Today’s post resonates in my creative soul. During a recent conversation about creativity I heard myself say, “I need a hobby that is not also my job.” I write for work, I write for my blog, and I write for my sanity. And sometimes, I just need to slam the computer shut. Which doesn’t stunt my urge to create, however. This post explores that conundrum: when what you love becomes your work and then loses (and gains) a little bit of shine. And also, why does creating for others feel like generosity while creating for self feels selfish? I’m going to have to sit with that question for a while…
Create Challenge #36: Annie Nybo
I am lucky enough to have a job in a creative field, and blessed that my hobby (reading) is what I do (editing books).
But the downside of that is that reading and writing become work to me, and my personal reading tastes have changed drastically because of it. As my career has grown, so too has my need for another creative outlet, and so I have spent the past several years knitting, cross-stitching, and embroidering up a storm.
The thing that strikes me upon writing this, however, is that I find it nearly impossible to own that talent. When people compliment my work, my first response is to tell them how easy it is. (And guys, it is. Cross stitch is really freaking easy if you can count). It feels wrong to get compliments on some hipster sayings I sew when I look at tapestries from the middle ages. Suddenly my little Darth Vader doesn’t look so great.
I can’t even literally own my own work—I find it hard to create for myself. I dream up projects for other people, but I do not have a single piece of my embroidery displayed in my room. And I think it’s because making something for myself feels selfish. What a waste of time when I could be making something as a gift.
I’m sure I’m not the only one who finds it challenging to create for themselves. To create is to be vulnerable, and it’s nerve-wracking to be so enamored of something you’ve made that you’d show it off. In the way many of us have been raised, that smacks of pride and arrogance.
But the urge to hide and deflect and demure is one I want to quash in the coming year. Because true creative freedom comes in being able to say, “I made this and it is good.” And I wanted to call attention to and honor the space within us all that knows we’re talented—even if that talent is remembering state capitols—and owning that spark.
This holiday season, I will be sewing many gifts, but in between all the projects I will be finishing one for myself, one that I’ve worked on for almost a year. As I finish, and try to finish strong, I will have to constantly remind myself that “it is good.” I don’t need to sell it or give it away, I can be proud of a job well done. That’s not arrogance, that’s understanding oneself.

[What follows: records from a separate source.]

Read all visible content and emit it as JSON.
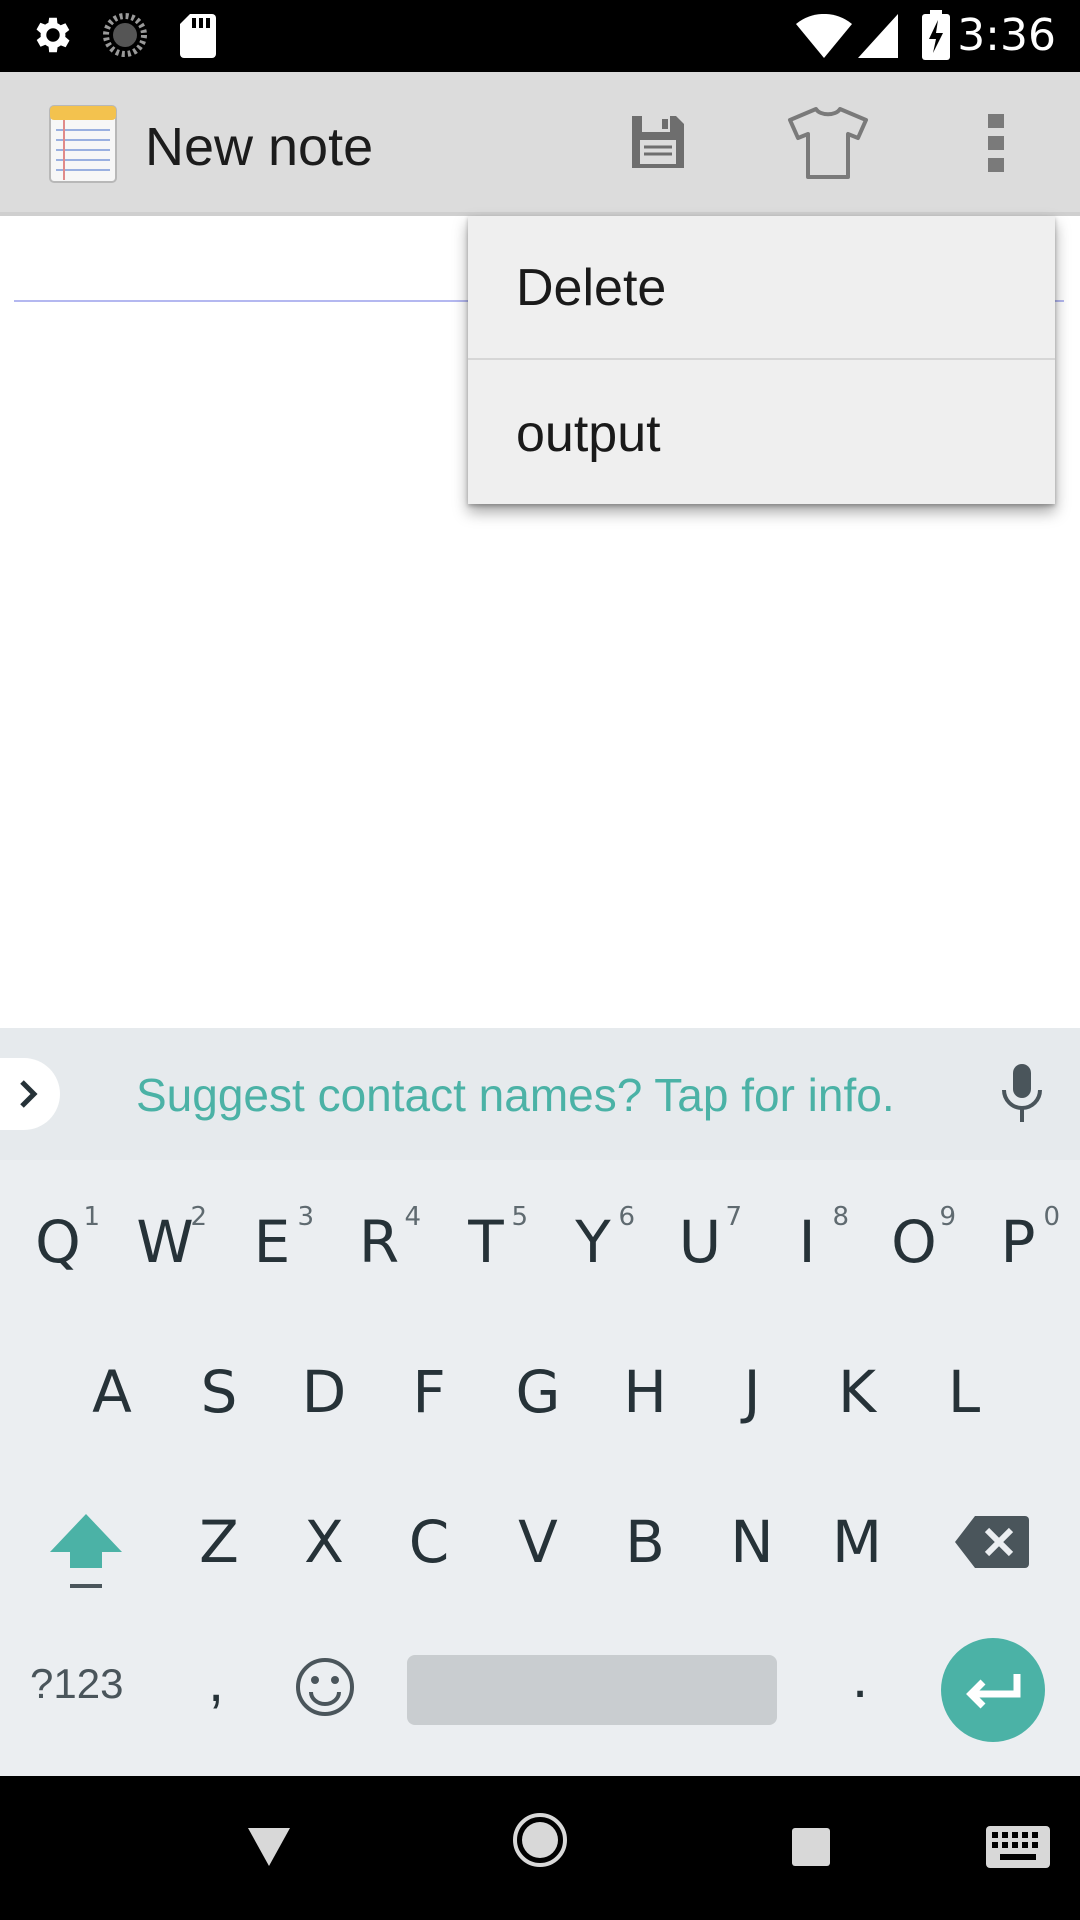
{
  "status_bar": {
    "time": "3:36",
    "icons": [
      "settings-icon",
      "sync-icon",
      "sd-card-icon",
      "wifi-icon",
      "signal-icon",
      "battery-charging-icon"
    ]
  },
  "action_bar": {
    "title": "New note",
    "app_icon": "notepad-icon",
    "buttons": [
      "save-icon",
      "theme-shirt-icon",
      "overflow-menu-icon"
    ]
  },
  "popup_menu": {
    "items": [
      {
        "label": "Delete"
      },
      {
        "label": "output"
      }
    ]
  },
  "note": {
    "text": ""
  },
  "suggestion_strip": {
    "text": "Suggest contact names? Tap for info."
  },
  "keyboard": {
    "row1": [
      {
        "label": "Q",
        "hint": "1"
      },
      {
        "label": "W",
        "hint": "2"
      },
      {
        "label": "E",
        "hint": "3"
      },
      {
        "label": "R",
        "hint": "4"
      },
      {
        "label": "T",
        "hint": "5"
      },
      {
        "label": "Y",
        "hint": "6"
      },
      {
        "label": "U",
        "hint": "7"
      },
      {
        "label": "I",
        "hint": "8"
      },
      {
        "label": "O",
        "hint": "9"
      },
      {
        "label": "P",
        "hint": "0"
      }
    ],
    "row2": [
      "A",
      "S",
      "D",
      "F",
      "G",
      "H",
      "J",
      "K",
      "L"
    ],
    "row3": [
      "Z",
      "X",
      "C",
      "V",
      "B",
      "N",
      "M"
    ],
    "symbols_label": "?123",
    "comma": ",",
    "period": ".",
    "accent": "#4bb2a6"
  },
  "nav_bar": {
    "buttons": [
      "back-icon",
      "home-icon",
      "recents-icon",
      "keyboard-switch-icon"
    ]
  }
}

Annie Nybo is a children’s book editor and lives in Brooklyn, NY, where she reads, sews, and plays video games.